The way pain dissolves — effervesces — when you reach the summit, is something magical.

At the top of Doi Inthanon dozens of monks were among the many tourists who’d ridden in taxis to see the summit. I couldn’t help but feel they were missing out on something intensely spiritual by being driven up this magnificent mountain, by not experiencing the transcendent sensation that comes with hours of sustained physical effort.

After recovering at the top I rolled slowly down again, looking for Oscar. I met him 2km from the summit, the steepest thankfully behind him. I turned back up the road and pedalled up beside him, reached my arm around his shoulder and gave him some encouragement. Side by side, we rode the final stretch together, enjoying the sense of completion.

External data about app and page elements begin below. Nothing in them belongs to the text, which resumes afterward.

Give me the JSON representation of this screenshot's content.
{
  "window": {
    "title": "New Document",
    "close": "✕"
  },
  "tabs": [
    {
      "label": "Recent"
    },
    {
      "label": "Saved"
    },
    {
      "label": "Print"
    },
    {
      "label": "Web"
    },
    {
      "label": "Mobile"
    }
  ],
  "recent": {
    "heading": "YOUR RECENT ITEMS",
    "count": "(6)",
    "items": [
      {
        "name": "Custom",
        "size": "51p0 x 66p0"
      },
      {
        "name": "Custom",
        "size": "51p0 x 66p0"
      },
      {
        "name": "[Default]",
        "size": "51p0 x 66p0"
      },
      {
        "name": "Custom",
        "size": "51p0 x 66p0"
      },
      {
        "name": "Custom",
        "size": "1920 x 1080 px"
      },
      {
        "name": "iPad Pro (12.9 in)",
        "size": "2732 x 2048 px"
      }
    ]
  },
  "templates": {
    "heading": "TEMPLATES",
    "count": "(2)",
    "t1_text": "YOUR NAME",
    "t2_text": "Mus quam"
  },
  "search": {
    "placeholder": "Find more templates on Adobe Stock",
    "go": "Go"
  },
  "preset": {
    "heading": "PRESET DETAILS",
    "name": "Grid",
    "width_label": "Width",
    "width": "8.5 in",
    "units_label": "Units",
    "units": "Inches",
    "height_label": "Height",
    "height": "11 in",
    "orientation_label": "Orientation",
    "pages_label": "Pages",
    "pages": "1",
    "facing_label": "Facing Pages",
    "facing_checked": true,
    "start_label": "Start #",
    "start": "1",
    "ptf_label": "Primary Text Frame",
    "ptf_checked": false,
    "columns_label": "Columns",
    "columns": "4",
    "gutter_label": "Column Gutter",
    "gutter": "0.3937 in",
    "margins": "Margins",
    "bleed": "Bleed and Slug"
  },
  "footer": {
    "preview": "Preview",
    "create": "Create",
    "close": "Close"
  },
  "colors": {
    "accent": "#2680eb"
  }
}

After descending the 45km down the eastern side of the mountain, we decided to call it a day. We stopped and bought a couple of beers, flagged down a ute headed for Chiang Mai, threw our bikes in the back before climbing in ourselves.

As the car sped off down the highway, we cracked a beer, felt the wind in our hair, and rejoiced at the end of a very special week’s riding.

Click here for Luke’s Strava file for the ride from Mae Chaem up to Doi Ithanon and down the other side.

You can follow Luke’s adventures on Instagram. And if you haven’t already, be sure to check out his how-to guide to ultralight touring.